beryllium


Also found in: Dictionary, Thesaurus, Financial, Acronyms, Encyclopedia, Wikipedia.
Related to beryllium: Beryllium oxide, Beryllium copper, Chronic Beryllium Disease

beryllium

 (Be) [bĕ-ril´e-um]
a chemical element, atomic number 4, atomic weight 9.012. (See Appendix 6.) Ingestion of excessive amounts can cause berylliosis.

ber·yl·li·um (Be),

(ber-il'ē-ŭm),
A white metal element belonging to the alkaline earths; atomic no. 4., atomic wt. 9.012182.
[G. beryllos, beryl]

beryllium

/be·ryl·li·um/ (Be) (bah-ril´le-um) a chemical element, at. no. 4.

beryllium (Be)

a steel-gray, lightweight metallic element. Its atomic number is 4; its atomic mass is 9.012. Beryllium occurs naturally as beryl and is used in metallic alloys and in fluorescent powders. Inhalation of beryllium fumes or particles may cause the formation of granulomas in the lungs, skin, and subcutaneous tissues. See also berylliosis.

ber·yl·li·um

(Be) (bĕr-ilē-ŭm)
A toxic white metal element belonging to the alkaline earths; atomic no. 4, atomic wt. 9.012182; widely used in dentistry as a hardening agent in alloys.

Beryllium

A steel-grey, metallic mineral used in the aerospace and nuclear industries and in a variety of manufacturing processes.
Mentioned in: Berylliosis

ber·yl·li·um

(bĕr-ilē-ŭm)
A white metal element belonging to the alkaline earths; a component of some alloys used in dentistry.

beryllium (Be) (bəril´ēəm),

n a steel-gray, lightweight metallic element with an atomic number of 4 and an atomic weight of 9.01218. Alloys are used in fluorescent powders. Inhalation of beryllium fumes or particles may cause the formation of granulomas in the lungs, skin, and subcutaneous tissues.

beryllium

a chemical element, atomic number 4, atomic weight 9.012, symbol Be. See Table 6.

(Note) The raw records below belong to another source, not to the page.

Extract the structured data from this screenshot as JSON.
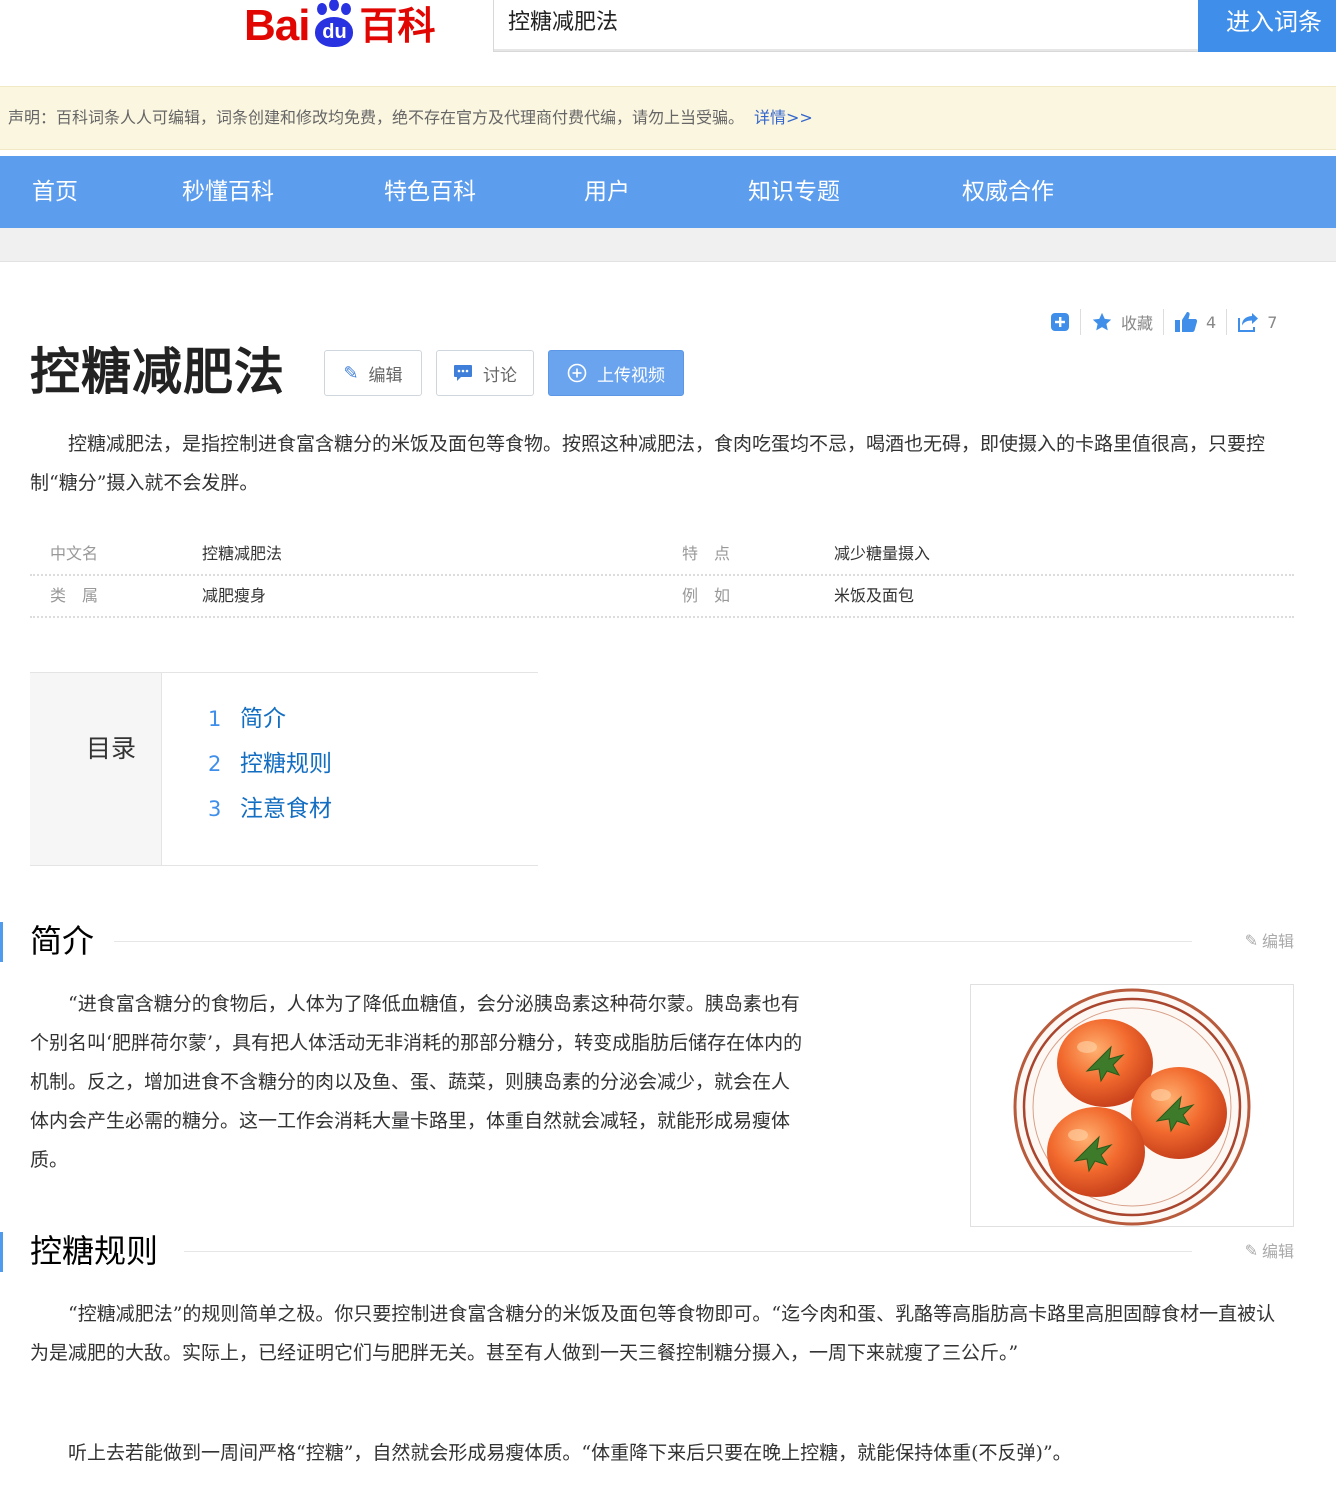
{
  "search": {
    "query": "控糖减肥法",
    "button_label": "进入词条"
  },
  "notice": {
    "text": "声明：百科词条人人可编辑，词条创建和修改均免费，绝不存在官方及代理商付费代编，请勿上当受骗。",
    "more_label": "详情>>"
  },
  "nav": {
    "items": [
      "首页",
      "秒懂百科",
      "特色百科",
      "用户",
      "知识专题",
      "权威合作"
    ]
  },
  "tools": {
    "collect_label": "收藏",
    "like_count": "4",
    "share_count": "7"
  },
  "entry": {
    "title": "控糖减肥法",
    "edit_label": "编辑",
    "discuss_label": "讨论",
    "upload_label": "上传视频",
    "summary": "控糖减肥法，是指控制进食富含糖分的米饭及面包等食物。按照这种减肥法，食肉吃蛋均不忌，喝酒也无碍，即使摄入的卡路里值很高，只要控制“糖分”摄入就不会发胖。"
  },
  "basic_info": [
    {
      "key": "中文名",
      "value": "控糖减肥法"
    },
    {
      "key": "特　点",
      "value": "减少糖量摄入"
    },
    {
      "key": "类　属",
      "value": "减肥瘦身"
    },
    {
      "key": "例　如",
      "value": "米饭及面包"
    }
  ],
  "catalog": {
    "title": "目录",
    "items": [
      {
        "num": "1",
        "label": "简介"
      },
      {
        "num": "2",
        "label": "控糖规则"
      },
      {
        "num": "3",
        "label": "注意食材"
      }
    ]
  },
  "sections": [
    {
      "title": "简介",
      "edit_label": "编辑",
      "lines": [
        "“进食富含糖分的食物后，人体为了降低血糖值，会分泌胰岛素这种荷尔蒙。胰岛素也有",
        "个别名叫‘肥胖荷尔蒙’，具有把人体活动无非消耗的那部分糖分，转变成脂肪后储存在体内的",
        "机制。反之，增加进食不含糖分的肉以及鱼、蛋、蔬菜，则胰岛素的分泌会减少，就会在人",
        "体内会产生必需的糖分。这一工作会消耗大量卡路里，体重自然就会减轻，就能形成易瘦体",
        "质。"
      ]
    },
    {
      "title": "控糖规则",
      "edit_label": "编辑",
      "text": "“控糖减肥法”的规则简单之极。你只要控制进食富含糖分的米饭及面包等食物即可。“迄今肉和蛋、乳酪等高脂肪高卡路里高胆固醇食材一直被认为是减肥的大敌。实际上，已经证明它们与肥胖无关。甚至有人做到一天三餐控制糖分摄入，一周下来就瘦了三公斤。”",
      "text2": "听上去若能做到一周间严格“控糖”，自然就会形成易瘦体质。“体重降下来后只要在晚上控糖，就能保持体重(不反弹)”。"
    }
  ],
  "colors": {
    "brand_red": "#e10602",
    "brand_blue": "#2932e1",
    "nav_blue": "#5c9ded",
    "link_blue": "#136ec2"
  }
}
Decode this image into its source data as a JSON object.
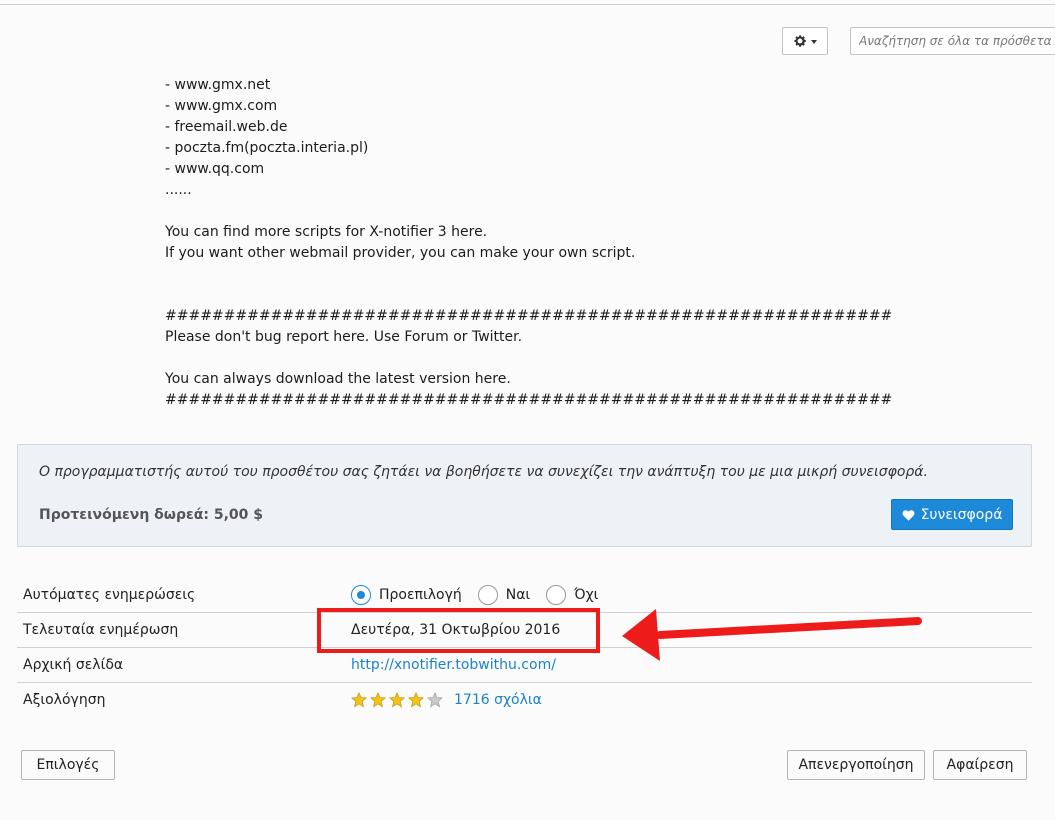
{
  "toolbar": {
    "gear_icon": "gear-icon",
    "search_placeholder": "Αναζήτηση σε όλα τα πρόσθετα"
  },
  "description": {
    "lines": [
      "- www.gmx.net",
      "- www.gmx.com",
      "- freemail.web.de",
      "- poczta.fm(poczta.interia.pl)",
      "- www.qq.com",
      "......",
      "",
      "You can find more scripts for X-notifier 3 here.",
      "If you want other webmail provider, you can make your own script.",
      "",
      "",
      "##############################################################",
      "Please don't bug report here. Use Forum or Twitter.",
      "",
      "You can always download the latest version here.",
      "##############################################################"
    ]
  },
  "contribution": {
    "message": "Ο προγραμματιστής αυτού του προσθέτου σας ζητάει να βοηθήσετε να συνεχίζει την ανάπτυξη του με μια μικρή συνεισφορά.",
    "suggested_label": "Προτεινόμενη δωρεά: 5,00 $",
    "button_label": "Συνεισφορά",
    "button_color": "#1c8ad8"
  },
  "details": {
    "auto_updates": {
      "label": "Αυτόματες ενημερώσεις",
      "options": [
        "Προεπιλογή",
        "Ναι",
        "Όχι"
      ],
      "selected": "Προεπιλογή"
    },
    "last_updated": {
      "label": "Τελευταία ενημέρωση",
      "value": "Δευτέρα, 31 Οκτωβρίου 2016"
    },
    "homepage": {
      "label": "Αρχική σελίδα",
      "value": "http://xnotifier.tobwithu.com/"
    },
    "rating": {
      "label": "Αξιολόγηση",
      "stars": 4,
      "max_stars": 5,
      "reviews": "1716 σχόλια"
    }
  },
  "annotation": {
    "highlight_color": "#ee1b1b"
  },
  "footer": {
    "options_label": "Επιλογές",
    "disable_label": "Απενεργοποίηση",
    "remove_label": "Αφαίρεση"
  }
}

beryllium sulfate
used as a vaccine adjuvant. Causes local granuloma formation which is believed to enhance antibody formation by stimulating T lymphocytes.
References in periodicals archive ?
On the basis of geographic regions, global Beryllium Aluminum Alloy market is segmented into seven key market segments namely North America, Latin America, Western Europe, Eastern Europe, Asia Pacific, Japan, and Middle East & Africa.
In 2004, South Korean investigators reported nine cases of a disease thought to have been eliminated decades before: acute beryllium disease (ABD) (Kim et al.
23) This posed a clear institutional conflict of interest, because the AEC and DOE were also responsible for ensuring a continuing supply of beryllium for the nuclear weapons arsenal.
When cast, the high strength beryllium copper alloys also provide very accurate replication of fine detail.
Beryllium is a highly useful metal, but beryllium dust and fume can cause severe, debilitating and sometimes fatal lung disease," said USW Health, Safety and Environment Director Mike Wright.
Products include precious and non-precious specialty metals, inorganic chemicals and powders, specialty coatings, specialty engineered beryllium alloys, beryllium and beryllium composites, and engineered clad and plated metal systems.
Successfully playing puppeteer with entangled beryllium ions and preserving entanglement even as it is transferred to the larger system may come in handy as researchers search for signs of entanglement in bigger systems.
Occupational exposure to beryllium in the workplace can cause a lung disease that may be fatal, and new exposure limits for the element in air and on surfaces have been established in order to reduce the exposure of workers.
The flame spectroscopy method of chemical analysis of beryllium used by Rosenman et al.
The protons will be incident upon a beryllium target with a thickness of 3 mm, sufficient to stop all of the protons.
The bulk of the cases are anticipated to involve radiation-induced cancers from working with nuclear materials, but workers with beryllium disease or silicosis caused by their energy employment would also be eligible, Eagan said.
The preliminary results of health assessments of nuclear weapons production workers - who worked for Department of Energy (DOE) contractors - conducted by Elizabeth Averill Samaras for the Alice Hamilton College of the Oil, Chemical and Atomic Workers International Union (OCAW) reveal worker concerns about future health problems, inadequate health insurance and high levels of exposure to substances such as ionizing radiation, beryllium, asbestos and carbon tetrachloride.